"I'm not going to tell you what specifically, but Stan always appreciated a good surprise," Feige told Variety of future cameos in the wake of Lee's death from complications brought on by a medical emergency.
Lee's works, many of which he co-created with collaborators Jack Kirby and Steve Ditko, have laid the foundation for Feige's shared Marvel Cinematic Universe — home to iconic Lee co-creations Spider-Man (Tom Holland), Iron Man (Robert Downey Jr.), Black Panther (Chadwick Boseman), and Thor (Chris Hemsworth).
A little more than a year ago, the Disney-owned franchise became the first ever to earn more than $5 billion at the North American box office. In July, following the blockbuster releases of Black Panther and Avengers: Infinity War, the MCU surpassed $17 billion in box office receipts.
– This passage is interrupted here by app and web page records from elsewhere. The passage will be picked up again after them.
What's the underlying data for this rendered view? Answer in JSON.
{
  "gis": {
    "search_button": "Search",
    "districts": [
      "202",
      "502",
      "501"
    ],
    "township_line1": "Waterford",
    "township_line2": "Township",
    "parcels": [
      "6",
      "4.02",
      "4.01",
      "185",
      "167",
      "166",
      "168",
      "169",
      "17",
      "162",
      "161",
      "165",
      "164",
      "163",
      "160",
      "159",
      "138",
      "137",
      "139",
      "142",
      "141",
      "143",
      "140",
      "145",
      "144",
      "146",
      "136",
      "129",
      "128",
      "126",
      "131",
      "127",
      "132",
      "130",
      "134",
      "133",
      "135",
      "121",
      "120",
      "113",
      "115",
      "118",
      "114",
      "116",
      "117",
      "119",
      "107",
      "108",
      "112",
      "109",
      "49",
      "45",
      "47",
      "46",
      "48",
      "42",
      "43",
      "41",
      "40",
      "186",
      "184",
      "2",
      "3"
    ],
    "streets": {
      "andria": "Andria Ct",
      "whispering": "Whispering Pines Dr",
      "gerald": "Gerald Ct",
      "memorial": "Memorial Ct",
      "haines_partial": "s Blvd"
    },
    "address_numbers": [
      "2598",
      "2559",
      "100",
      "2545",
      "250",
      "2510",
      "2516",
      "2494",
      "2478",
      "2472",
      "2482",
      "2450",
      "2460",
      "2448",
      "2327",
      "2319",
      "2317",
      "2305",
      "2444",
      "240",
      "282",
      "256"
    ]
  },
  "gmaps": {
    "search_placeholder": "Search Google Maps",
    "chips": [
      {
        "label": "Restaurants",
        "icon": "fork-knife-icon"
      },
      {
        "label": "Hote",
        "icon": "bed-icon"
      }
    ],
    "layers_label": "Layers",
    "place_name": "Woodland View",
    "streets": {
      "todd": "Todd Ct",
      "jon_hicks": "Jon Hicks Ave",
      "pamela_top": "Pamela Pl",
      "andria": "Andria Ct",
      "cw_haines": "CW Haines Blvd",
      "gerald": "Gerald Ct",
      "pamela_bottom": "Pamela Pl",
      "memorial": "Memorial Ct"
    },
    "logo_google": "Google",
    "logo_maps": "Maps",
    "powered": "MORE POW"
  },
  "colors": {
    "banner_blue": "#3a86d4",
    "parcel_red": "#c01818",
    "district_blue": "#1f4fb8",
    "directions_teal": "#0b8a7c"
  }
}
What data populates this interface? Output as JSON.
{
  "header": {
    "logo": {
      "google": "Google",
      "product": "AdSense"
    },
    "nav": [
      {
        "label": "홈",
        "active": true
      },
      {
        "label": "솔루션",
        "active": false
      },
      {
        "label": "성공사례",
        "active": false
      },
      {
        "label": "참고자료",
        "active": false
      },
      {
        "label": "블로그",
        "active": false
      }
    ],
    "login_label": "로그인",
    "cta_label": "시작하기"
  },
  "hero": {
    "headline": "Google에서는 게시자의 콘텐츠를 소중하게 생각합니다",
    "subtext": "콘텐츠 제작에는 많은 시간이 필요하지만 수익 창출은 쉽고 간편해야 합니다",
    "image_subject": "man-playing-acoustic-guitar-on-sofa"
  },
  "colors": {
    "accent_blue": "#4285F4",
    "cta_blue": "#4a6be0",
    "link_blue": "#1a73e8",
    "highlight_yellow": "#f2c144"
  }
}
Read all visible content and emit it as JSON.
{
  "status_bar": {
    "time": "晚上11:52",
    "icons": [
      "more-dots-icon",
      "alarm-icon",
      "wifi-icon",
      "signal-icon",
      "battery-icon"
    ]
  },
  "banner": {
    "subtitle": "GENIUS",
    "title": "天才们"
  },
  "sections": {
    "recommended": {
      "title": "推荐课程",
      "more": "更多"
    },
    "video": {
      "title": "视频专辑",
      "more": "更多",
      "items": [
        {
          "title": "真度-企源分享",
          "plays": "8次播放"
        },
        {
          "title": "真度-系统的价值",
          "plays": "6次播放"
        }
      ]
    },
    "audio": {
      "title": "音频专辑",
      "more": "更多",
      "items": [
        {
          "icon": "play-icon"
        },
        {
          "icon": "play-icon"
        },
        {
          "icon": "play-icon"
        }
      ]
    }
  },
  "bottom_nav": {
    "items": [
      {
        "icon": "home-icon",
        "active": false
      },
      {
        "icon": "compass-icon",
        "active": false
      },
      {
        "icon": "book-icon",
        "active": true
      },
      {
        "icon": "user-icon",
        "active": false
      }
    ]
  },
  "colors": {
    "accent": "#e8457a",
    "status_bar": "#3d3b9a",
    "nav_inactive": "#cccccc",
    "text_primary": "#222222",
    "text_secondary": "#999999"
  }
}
"The amazing thing to be thankful for is that Stan got to see it all happen," Feige said.
"Stan dominated pop culture. He saw it and was aware and he loved it. I've been saying for years that the characters he created will outlive all of us making the movies, and enter the pantheon of myth which he read and was inspired by as a kid."
One of those influences, Lee noted in a video just two months ago, was the Scarlet Pimpernel: a dashing righter of wrongs who emerged in literature as "the first character who could be called a superhero."
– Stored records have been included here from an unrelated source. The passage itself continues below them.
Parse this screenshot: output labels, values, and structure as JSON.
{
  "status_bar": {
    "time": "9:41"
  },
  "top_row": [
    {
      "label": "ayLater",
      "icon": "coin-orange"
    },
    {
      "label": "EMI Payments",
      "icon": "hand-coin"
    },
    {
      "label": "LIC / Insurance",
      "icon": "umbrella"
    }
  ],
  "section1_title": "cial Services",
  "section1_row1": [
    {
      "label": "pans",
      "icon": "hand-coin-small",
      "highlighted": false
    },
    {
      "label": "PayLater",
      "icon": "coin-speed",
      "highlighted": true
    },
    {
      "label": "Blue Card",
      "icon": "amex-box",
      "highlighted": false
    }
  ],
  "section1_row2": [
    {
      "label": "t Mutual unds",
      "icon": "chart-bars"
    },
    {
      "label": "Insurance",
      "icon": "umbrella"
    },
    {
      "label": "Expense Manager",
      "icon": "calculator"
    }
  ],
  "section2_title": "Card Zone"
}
Lee, who has made a cameo appearance in every single entry in Marvel Studios' 20-movie filmography thus far, was instrumental in the success of those films but was sure to let Feige and his team reinterpret Marvel's characters — many of whom he helped create or define — for a new generation on the big screen since launching the shared universe with 2008's Iron Man.
"Stan was always very gracious with all of us at Marvel Studios and very encouraging. Despite his persona on stage, Stan was very humble. He was not the type to come in and tell us how to be, but he encouraged us to follow his lead," Feige said.
"Take Black Panther — people would talk about the importance of the movie and what a brave thing it was for Walt Disney Studios to spend this kind of money on an almost entirely African-American cast — which is entirely true. But look at what Stan Lee and Jack Kirby did in the 1960s, creating that character in the center of the Civil Rights movement. At many turns, as we work on the movies and aim to do justice, part of that is in taking those kinds of risks. And recognizing the important thematics that Stan did."
Lee previously reflected on creating T'Challa and the forward-thinking technologically-advanced nation of Wakanda, which has gone on to play a central role in the MCU since its full introduction in Black Panther, serving as the setting for the ending of major crossover event film Avengers: Infinity War.2comments
T'Challa and his people have emerged as the latest breakouts in a universe that shows no signs of slowing, continuing on next in the Brie Larson-led Captain Marvel, finale-slash-new-beginning Avengers 4, and Spider-Man: Far From Home. All three films, releasing in 2019, are expected to feature cameo appearances by Lee.
Captain Marvel opens March 8, followed by Avengers 4 May 3 and Spider-Man: Far From Home July 5, 2019.